The third spacewalk of Discovery’s mission to the International Space Station is scheduled to begin at 1:37 p.m. CST to complete the rewiring of the orbiting laboratory’s power system.

Discovery Mission Specialist Bob Curbeam and station Flight Engineer Sunita Williams will venture outside to finish the job started on Thursday’s spacewalk. Station flight controllers will begin commanding about half of the station’s systems to power down at about 10:52 a.m. CST. After Mission Control has cut the power on the two station electrical channels that are the subject of today’s work, channels 1 and 4, the spacewalkers will rewire them. Completing that task will put the station power system in its permanent configuration, ready for more solar arrays and laboratories to be added in 2007.

Curbeam and Mission Specialist Christer Fuglesang, a European Space Agency astronaut from Sweden, completed a rewiring job on the other two station power channels, channels 2 and 3, during a spacewalk on Thursday.

Additional tasks for today’s spacewalk include relocating debris shield panels from the station’s interior to a storage point outside. The panels, designed to increase the protection of the station’s Zvezda living quarters module, will be installed during a later spacewalk by the station crew. Curbeam and Williams also will install a robotic arm grapple fixture.

Today’s spacewalk is planned to be completed at 7:47 p.m. CST, but can go longer if needed. If time allows after all originally planned tasks are completed during the excursion, one or both of the spacewalkers will move up the P6 truss atop the station to the base of its partially retracted port solar wing. From that point, they will push on a blanket box into which the array has been folding to attempt to jiggle apparently misaligned guide wires and grommets into place. The result may allow additional retraction of the array.

Meanwhile, managers are continuing to evaluate a possible fourth spacewalk that would take place on Monday to attempt to fully retract the array. However, no decision has been made regarding whether that spacewalk will be pursued. To prepare for that possibility, the spacewalkers today may bring several tools inside the station that would need to be prepared with insulating tape for use on a fourth spacewalk.

The transfer of equipment and supplies between the two spacecraft continues. Late Friday, the crews were slightly ahead of the transfer schedule.

Inside the station today, station Commander Michael Lopez-Alegria and Flight Engineer Mikhail Tyurin will replace a component of the orbiting laboratory’s carbon dioxide removal system to restore it to full operation.

The orientation of the shuttle and station is again being controlled by the station’s control moment gyroscopes.
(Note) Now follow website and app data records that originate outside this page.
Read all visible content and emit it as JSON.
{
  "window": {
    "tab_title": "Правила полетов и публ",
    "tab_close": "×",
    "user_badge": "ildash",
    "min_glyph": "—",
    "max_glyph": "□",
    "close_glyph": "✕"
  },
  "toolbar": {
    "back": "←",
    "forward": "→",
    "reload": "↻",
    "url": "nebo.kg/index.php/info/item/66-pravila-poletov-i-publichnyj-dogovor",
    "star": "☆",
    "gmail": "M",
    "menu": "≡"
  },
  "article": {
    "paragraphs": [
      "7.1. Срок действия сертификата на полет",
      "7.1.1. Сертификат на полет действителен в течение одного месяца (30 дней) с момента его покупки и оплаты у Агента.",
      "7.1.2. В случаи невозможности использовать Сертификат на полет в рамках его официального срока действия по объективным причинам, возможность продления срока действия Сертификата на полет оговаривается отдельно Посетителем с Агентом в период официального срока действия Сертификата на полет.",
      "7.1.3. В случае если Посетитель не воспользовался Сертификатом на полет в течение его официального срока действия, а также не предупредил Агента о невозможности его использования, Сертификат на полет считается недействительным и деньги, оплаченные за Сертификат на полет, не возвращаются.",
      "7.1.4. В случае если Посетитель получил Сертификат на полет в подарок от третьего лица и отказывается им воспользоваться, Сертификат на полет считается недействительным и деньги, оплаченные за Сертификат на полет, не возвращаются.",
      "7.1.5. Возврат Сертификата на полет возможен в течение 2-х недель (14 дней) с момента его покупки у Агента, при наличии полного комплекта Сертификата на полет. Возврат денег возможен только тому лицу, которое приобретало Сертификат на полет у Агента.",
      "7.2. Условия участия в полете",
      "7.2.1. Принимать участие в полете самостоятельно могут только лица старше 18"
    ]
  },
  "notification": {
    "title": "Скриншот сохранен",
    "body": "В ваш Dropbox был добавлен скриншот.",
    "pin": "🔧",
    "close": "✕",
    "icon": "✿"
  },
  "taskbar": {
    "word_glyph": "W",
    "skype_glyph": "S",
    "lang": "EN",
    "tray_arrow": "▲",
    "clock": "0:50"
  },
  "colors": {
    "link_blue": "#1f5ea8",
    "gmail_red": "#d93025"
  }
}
Small shuttle thrusters had been controlling the orientation of the spacecraft since Friday, when an initial attempt to switch to gyroscope control was not successful. A second attempt Saturday worked. Flight controllers believe the difficulty was due to increased atmospheric drag resulting from recent solar activity.

Shuttle crewmembers Commander Mark Polansky, Pilot Bill Oefelein and Mission Specialists Nicholas Patrick, Curbeam, Fuglesang, Joan Higginbotham and Thomas Reiter, along with Williams in the airlock campout, were awakened at 8:52 a.m. CST to composer Aaron Copeland’s ?Fanfare for the Common Man,? performed by the London Philharmonic Orchestra. The music was played for Patrick.

The next STS-116 status report will be issued Friday evening or earlier if events warrant.

SpaceRef staff editor.